-------- Data records --------
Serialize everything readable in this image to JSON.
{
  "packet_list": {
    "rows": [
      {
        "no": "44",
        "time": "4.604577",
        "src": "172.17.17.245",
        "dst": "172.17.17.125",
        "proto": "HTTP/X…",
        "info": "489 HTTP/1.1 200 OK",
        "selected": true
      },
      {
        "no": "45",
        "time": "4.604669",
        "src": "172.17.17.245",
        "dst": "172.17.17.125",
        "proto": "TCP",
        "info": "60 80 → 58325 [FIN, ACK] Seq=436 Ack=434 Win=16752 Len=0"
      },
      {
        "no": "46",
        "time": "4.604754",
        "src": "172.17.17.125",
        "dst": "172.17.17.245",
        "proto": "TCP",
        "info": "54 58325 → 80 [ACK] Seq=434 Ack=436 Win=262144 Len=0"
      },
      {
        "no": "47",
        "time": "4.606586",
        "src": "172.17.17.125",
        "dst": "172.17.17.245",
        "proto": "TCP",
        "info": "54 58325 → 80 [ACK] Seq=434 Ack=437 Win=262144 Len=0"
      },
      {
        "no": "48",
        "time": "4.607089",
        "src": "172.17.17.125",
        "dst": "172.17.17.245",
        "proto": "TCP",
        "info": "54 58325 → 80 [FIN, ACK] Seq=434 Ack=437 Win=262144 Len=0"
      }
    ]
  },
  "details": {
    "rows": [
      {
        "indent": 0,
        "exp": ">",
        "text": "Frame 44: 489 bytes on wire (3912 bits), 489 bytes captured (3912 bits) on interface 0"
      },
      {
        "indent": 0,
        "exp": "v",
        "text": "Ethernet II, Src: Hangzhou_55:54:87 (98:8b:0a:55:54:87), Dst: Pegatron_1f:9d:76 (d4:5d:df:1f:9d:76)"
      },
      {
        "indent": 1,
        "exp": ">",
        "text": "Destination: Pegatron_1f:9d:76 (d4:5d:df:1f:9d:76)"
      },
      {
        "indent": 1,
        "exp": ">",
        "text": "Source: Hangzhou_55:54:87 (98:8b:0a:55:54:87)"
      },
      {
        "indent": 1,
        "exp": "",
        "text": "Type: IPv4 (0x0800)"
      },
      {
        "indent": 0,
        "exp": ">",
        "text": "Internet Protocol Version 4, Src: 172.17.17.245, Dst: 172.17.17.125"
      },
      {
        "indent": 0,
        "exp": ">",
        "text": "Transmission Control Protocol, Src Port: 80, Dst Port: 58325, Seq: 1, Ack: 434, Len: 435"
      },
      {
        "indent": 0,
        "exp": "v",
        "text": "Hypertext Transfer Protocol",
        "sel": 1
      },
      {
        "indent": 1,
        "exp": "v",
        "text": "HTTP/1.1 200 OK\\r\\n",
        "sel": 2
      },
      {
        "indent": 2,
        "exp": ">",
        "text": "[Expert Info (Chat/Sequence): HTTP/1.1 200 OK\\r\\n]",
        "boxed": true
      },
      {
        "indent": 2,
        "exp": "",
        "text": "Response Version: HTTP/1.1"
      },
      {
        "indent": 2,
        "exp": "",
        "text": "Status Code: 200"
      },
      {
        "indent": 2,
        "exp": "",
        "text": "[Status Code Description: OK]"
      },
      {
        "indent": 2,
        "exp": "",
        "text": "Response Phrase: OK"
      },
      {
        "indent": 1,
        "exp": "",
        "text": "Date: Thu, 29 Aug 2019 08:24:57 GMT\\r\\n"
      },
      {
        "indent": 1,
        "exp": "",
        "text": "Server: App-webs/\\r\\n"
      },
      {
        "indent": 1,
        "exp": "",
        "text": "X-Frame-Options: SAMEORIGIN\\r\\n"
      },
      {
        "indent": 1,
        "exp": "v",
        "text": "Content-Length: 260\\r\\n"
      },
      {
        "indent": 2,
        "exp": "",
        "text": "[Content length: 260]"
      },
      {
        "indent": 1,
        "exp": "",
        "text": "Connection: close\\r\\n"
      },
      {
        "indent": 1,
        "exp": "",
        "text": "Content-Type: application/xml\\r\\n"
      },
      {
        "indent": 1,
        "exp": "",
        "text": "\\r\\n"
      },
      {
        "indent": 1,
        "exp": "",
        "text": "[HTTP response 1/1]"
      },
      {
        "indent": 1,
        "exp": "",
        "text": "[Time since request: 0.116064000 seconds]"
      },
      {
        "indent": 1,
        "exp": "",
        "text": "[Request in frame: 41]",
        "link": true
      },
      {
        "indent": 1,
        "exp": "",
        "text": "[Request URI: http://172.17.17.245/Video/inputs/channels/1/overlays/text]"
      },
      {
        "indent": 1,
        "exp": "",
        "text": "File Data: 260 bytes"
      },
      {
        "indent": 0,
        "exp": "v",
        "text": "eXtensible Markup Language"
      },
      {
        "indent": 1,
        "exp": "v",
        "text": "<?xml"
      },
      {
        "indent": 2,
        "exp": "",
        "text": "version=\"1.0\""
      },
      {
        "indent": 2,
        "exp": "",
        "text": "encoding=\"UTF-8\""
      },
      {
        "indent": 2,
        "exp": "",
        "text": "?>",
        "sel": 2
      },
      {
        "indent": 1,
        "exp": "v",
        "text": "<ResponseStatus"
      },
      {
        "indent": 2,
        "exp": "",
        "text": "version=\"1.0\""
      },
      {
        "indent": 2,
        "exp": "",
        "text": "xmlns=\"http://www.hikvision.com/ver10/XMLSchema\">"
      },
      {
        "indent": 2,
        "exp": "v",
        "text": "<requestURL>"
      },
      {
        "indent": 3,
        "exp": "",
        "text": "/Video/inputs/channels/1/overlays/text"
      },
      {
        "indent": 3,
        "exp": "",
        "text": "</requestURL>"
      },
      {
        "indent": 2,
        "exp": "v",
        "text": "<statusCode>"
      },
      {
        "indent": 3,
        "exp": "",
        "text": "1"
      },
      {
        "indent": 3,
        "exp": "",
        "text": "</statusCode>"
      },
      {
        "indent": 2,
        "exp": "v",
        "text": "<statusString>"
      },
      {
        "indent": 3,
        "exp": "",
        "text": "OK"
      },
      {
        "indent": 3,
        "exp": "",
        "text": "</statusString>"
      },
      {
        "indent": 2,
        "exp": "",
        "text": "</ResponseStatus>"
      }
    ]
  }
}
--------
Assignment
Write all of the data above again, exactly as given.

Problem solution
Serialize everything readable in this image to JSON.
{
  "packet_list": {
    "rows": [
      {
        "no": "44",
        "time": "4.604577",
        "src": "172.17.17.245",
        "dst": "172.17.17.125",
        "proto": "HTTP/X…",
        "info": "489 HTTP/1.1 200 OK",
        "selected": true
      },
      {
        "no": "45",
        "time": "4.604669",
        "src": "172.17.17.245",
        "dst": "172.17.17.125",
        "proto": "TCP",
        "info": "60 80 → 58325 [FIN, ACK] Seq=436 Ack=434 Win=16752 Len=0"
      },
      {
        "no": "46",
        "time": "4.604754",
        "src": "172.17.17.125",
        "dst": "172.17.17.245",
        "proto": "TCP",
        "info": "54 58325 → 80 [ACK] Seq=434 Ack=436 Win=262144 Len=0"
      },
      {
        "no": "47",
        "time": "4.606586",
        "src": "172.17.17.125",
        "dst": "172.17.17.245",
        "proto": "TCP",
        "info": "54 58325 → 80 [ACK] Seq=434 Ack=437 Win=262144 Len=0"
      },
      {
        "no": "48",
        "time": "4.607089",
        "src": "172.17.17.125",
        "dst": "172.17.17.245",
        "proto": "TCP",
        "info": "54 58325 → 80 [FIN, ACK] Seq=434 Ack=437 Win=262144 Len=0"
      }
    ]
  },
  "details": {
    "rows": [
      {
        "indent": 0,
        "exp": ">",
        "text": "Frame 44: 489 bytes on wire (3912 bits), 489 bytes captured (3912 bits) on interface 0"
      },
      {
        "indent": 0,
        "exp": "v",
        "text": "Ethernet II, Src: Hangzhou_55:54:87 (98:8b:0a:55:54:87), Dst: Pegatron_1f:9d:76 (d4:5d:df:1f:9d:76)"
      },
      {
        "indent": 1,
        "exp": ">",
        "text": "Destination: Pegatron_1f:9d:76 (d4:5d:df:1f:9d:76)"
      },
      {
        "indent": 1,
        "exp": ">",
        "text": "Source: Hangzhou_55:54:87 (98:8b:0a:55:54:87)"
      },
      {
        "indent": 1,
        "exp": "",
        "text": "Type: IPv4 (0x0800)"
      },
      {
        "indent": 0,
        "exp": ">",
        "text": "Internet Protocol Version 4, Src: 172.17.17.245, Dst: 172.17.17.125"
      },
      {
        "indent": 0,
        "exp": ">",
        "text": "Transmission Control Protocol, Src Port: 80, Dst Port: 58325, Seq: 1, Ack: 434, Len: 435"
      },
      {
        "indent": 0,
        "exp": "v",
        "text": "Hypertext Transfer Protocol",
        "sel": 1
      },
      {
        "indent": 1,
        "exp": "v",
        "text": "HTTP/1.1 200 OK\\r\\n",
        "sel": 2
      },
      {
        "indent": 2,
        "exp": ">",
        "text": "[Expert Info (Chat/Sequence): HTTP/1.1 200 OK\\r\\n]",
        "boxed": true
      },
      {
        "indent": 2,
        "exp": "",
        "text": "Response Version: HTTP/1.1"
      },
      {
        "indent": 2,
        "exp": "",
        "text": "Status Code: 200"
      },
      {
        "indent": 2,
        "exp": "",
        "text": "[Status Code Description: OK]"
      },
      {
        "indent": 2,
        "exp": "",
        "text": "Response Phrase: OK"
      },
      {
        "indent": 1,
        "exp": "",
        "text": "Date: Thu, 29 Aug 2019 08:24:57 GMT\\r\\n"
      },
      {
        "indent": 1,
        "exp": "",
        "text": "Server: App-webs/\\r\\n"
      },
      {
        "indent": 1,
        "exp": "",
        "text": "X-Frame-Options: SAMEORIGIN\\r\\n"
      },
      {
        "indent": 1,
        "exp": "v",
        "text": "Content-Length: 260\\r\\n"
      },
      {
        "indent": 2,
        "exp": "",
        "text": "[Content length: 260]"
      },
      {
        "indent": 1,
        "exp": "",
        "text": "Connection: close\\r\\n"
      },
      {
        "indent": 1,
        "exp": "",
        "text": "Content-Type: application/xml\\r\\n"
      },
      {
        "indent": 1,
        "exp": "",
        "text": "\\r\\n"
      },
      {
        "indent": 1,
        "exp": "",
        "text": "[HTTP response 1/1]"
      },
      {
        "indent": 1,
        "exp": "",
        "text": "[Time since request: 0.116064000 seconds]"
      },
      {
        "indent": 1,
        "exp": "",
        "text": "[Request in frame: 41]",
        "link": true
      },
      {
        "indent": 1,
        "exp": "",
        "text": "[Request URI: http://172.17.17.245/Video/inputs/channels/1/overlays/text]"
      },
      {
        "indent": 1,
        "exp": "",
        "text": "File Data: 260 bytes"
      },
      {
        "indent": 0,
        "exp": "v",
        "text": "eXtensible Markup Language"
      },
      {
        "indent": 1,
        "exp": "v",
        "text": "<?xml"
      },
      {
        "indent": 2,
        "exp": "",
        "text": "version=\"1.0\""
      },
      {
        "indent": 2,
        "exp": "",
        "text": "encoding=\"UTF-8\""
      },
      {
        "indent": 2,
        "exp": "",
        "text": "?>",
        "sel": 2
      },
      {
        "indent": 1,
        "exp": "v",
        "text": "<ResponseStatus"
      },
      {
        "indent": 2,
        "exp": "",
        "text": "version=\"1.0\""
      },
      {
        "indent": 2,
        "exp": "",
        "text": "xmlns=\"http://www.hikvision.com/ver10/XMLSchema\">"
      },
      {
        "indent": 2,
        "exp": "v",
        "text": "<requestURL>"
      },
      {
        "indent": 3,
        "exp": "",
        "text": "/Video/inputs/channels/1/overlays/text"
      },
      {
        "indent": 3,
        "exp": "",
        "text": "</requestURL>"
      },
      {
        "indent": 2,
        "exp": "v",
        "text": "<statusCode>"
      },
      {
        "indent": 3,
        "exp": "",
        "text": "1"
      },
      {
        "indent": 3,
        "exp": "",
        "text": "</statusCode>"
      },
      {
        "indent": 2,
        "exp": "v",
        "text": "<statusString>"
      },
      {
        "indent": 3,
        "exp": "",
        "text": "OK"
      },
      {
        "indent": 3,
        "exp": "",
        "text": "</statusString>"
      },
      {
        "indent": 2,
        "exp": "",
        "text": "</ResponseStatus>"
      }
    ]
  }
}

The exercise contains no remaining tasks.